The first academic unit to develop online courses was the School of Nursing. The notion of creating and providing academic offerings with a flexible schedule was born of necessity. Our healthcare system faces critical shortages of professionals with essential skills needed to expand access, improve wellness, and prevent and treat disease. According to the Institute of Medicine (2011), the nursing profession has the capacity to enable essential changes to meet these complex needs. This depends on education which enables nurses to enter leadership and advanced practice roles.  Given that nurses work multiple shifts to meet patient care needs, they require a flexible curriculum enabling them to learn anytime and anywhere.The asynchronous nature of online courses has been an excellent response to this requirement.


During the past two years, a research initiative has been implemented to help the University and the School of Nursing to better understand the student experience and opportunities for improvement of faculty development and support.


The first component of this research plan was a study that included feedback from students in every online or hybrid online course offered by the School of Nursing. There are several hundred enrollments in online courses every semester and each student is surveyed about their experience. The survey is grounded in the Community of Inquiry.  The COI is the most referenced theory for describing, explaining and predicting learning in online environments.   We examined student perceptions of teaching presence based on their instructor facilitating discourse, demonstrating good instructional design and organization and providing direct instruction. We also investigated social presence to understand whether students had a sense of belonging in the course. And we explored cognitive presence – the extent to which students are able to construct meaning. Students reported on learning outcomes and we assessed and looked for relationships among a number of factors and dimensions.
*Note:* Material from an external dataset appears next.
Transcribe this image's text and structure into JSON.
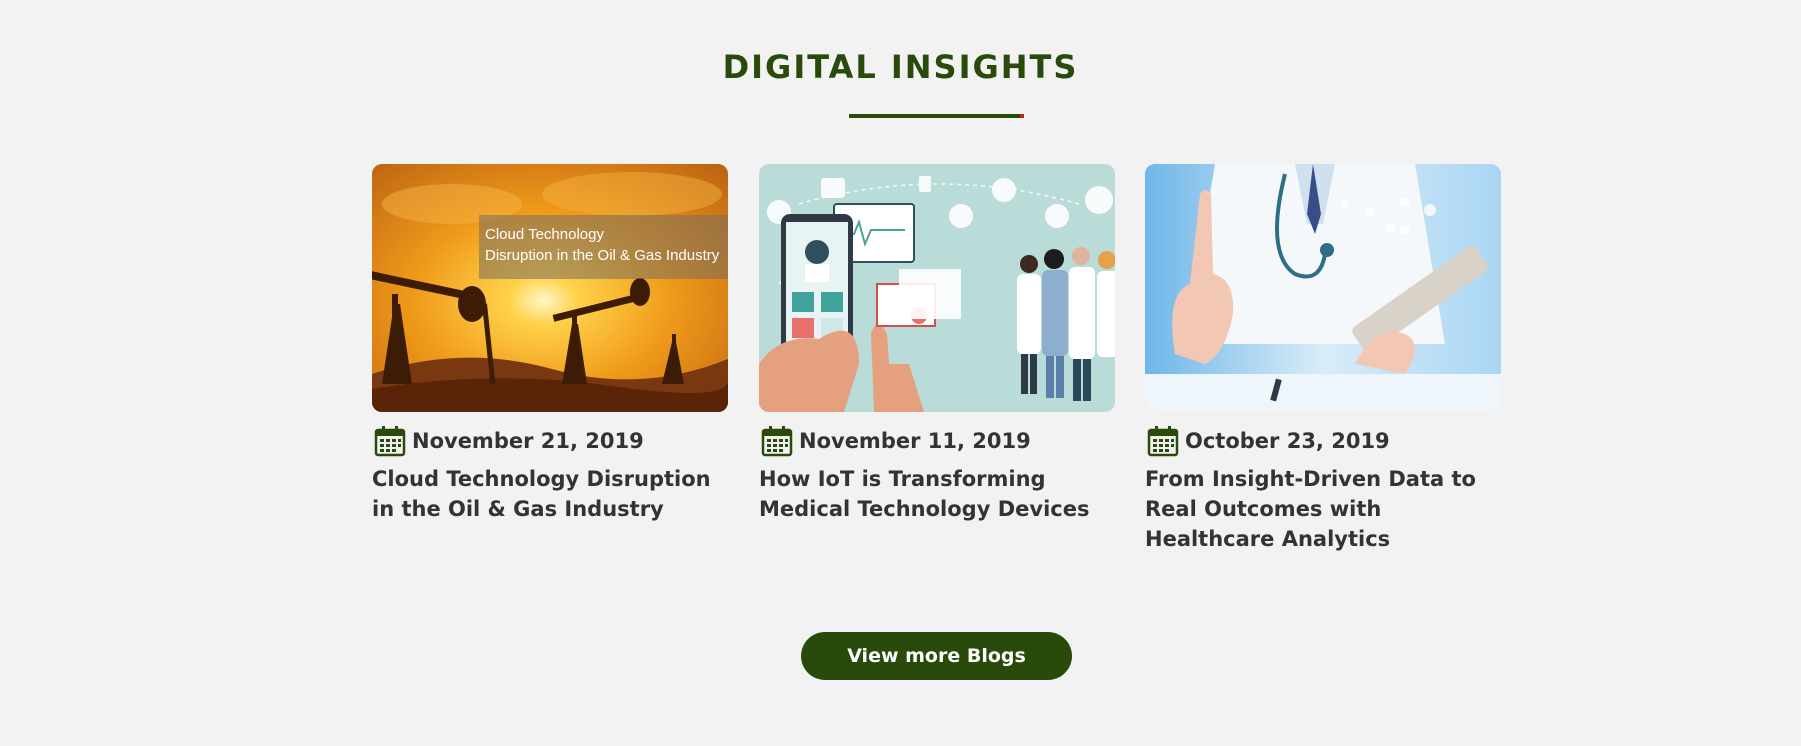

The second component of this research related to a study evaluating the effective of evidence-based multimedia instruction in nursing.  This research was grounded in the Cognitive Theory of Multimedia Learning based on the work of Mayer (2005). The study employed a mixed methods design with a small randomized control trial evaluating transfer learning from traditional vs CTML-based video lectures. The experiment was followed by a series of interviews with qualitative analysis guided by grounded theory. The study revealed no significant difference in transfer learning. Analysis of interview data resulted in four key findings: students were highly distracted, they felt stressed-out and overwhelmed, they made sense of concepts primarily while studying independently, and illustrations helped students visualize physiological processes but were less helpful for other content. These findings suggest that contextual factors need to be considered in combination with teaching methods in order to fully understand multimedia learning in nursing education.


The third component of our research plan was a program evaluation of a specific hybrid-online degree program in the School of Nursing. The evaluation was based on the framework  of assessment of course design  using Quality Matters and other evidence-based practices in adult learning theory and online teaching and learning. Supplementing the course assessment with student surveys, student course evaluations, and faculty interviews, provided insight into overall program effectiveness, and student preferences, as well as recommendations for program changes, course changes and faculty development opportunities.


This presentation will highlight key findings and share what we learned through this multidimensional research effort. We will discuss plans for improvements, faculty development strategies, and connections to academic leadership.




Institute of Medicine (US). Committee on the Robert Wood Johnson Foundation Initiative on the Future of Nursing. (2011). The future of nursing: Leading change, advancing health. Washington, DC: National Academies Press.


Mayer, R. E. (Ed.). (2005). The Cambridge handbook of multimedia learning. Cambridge university press.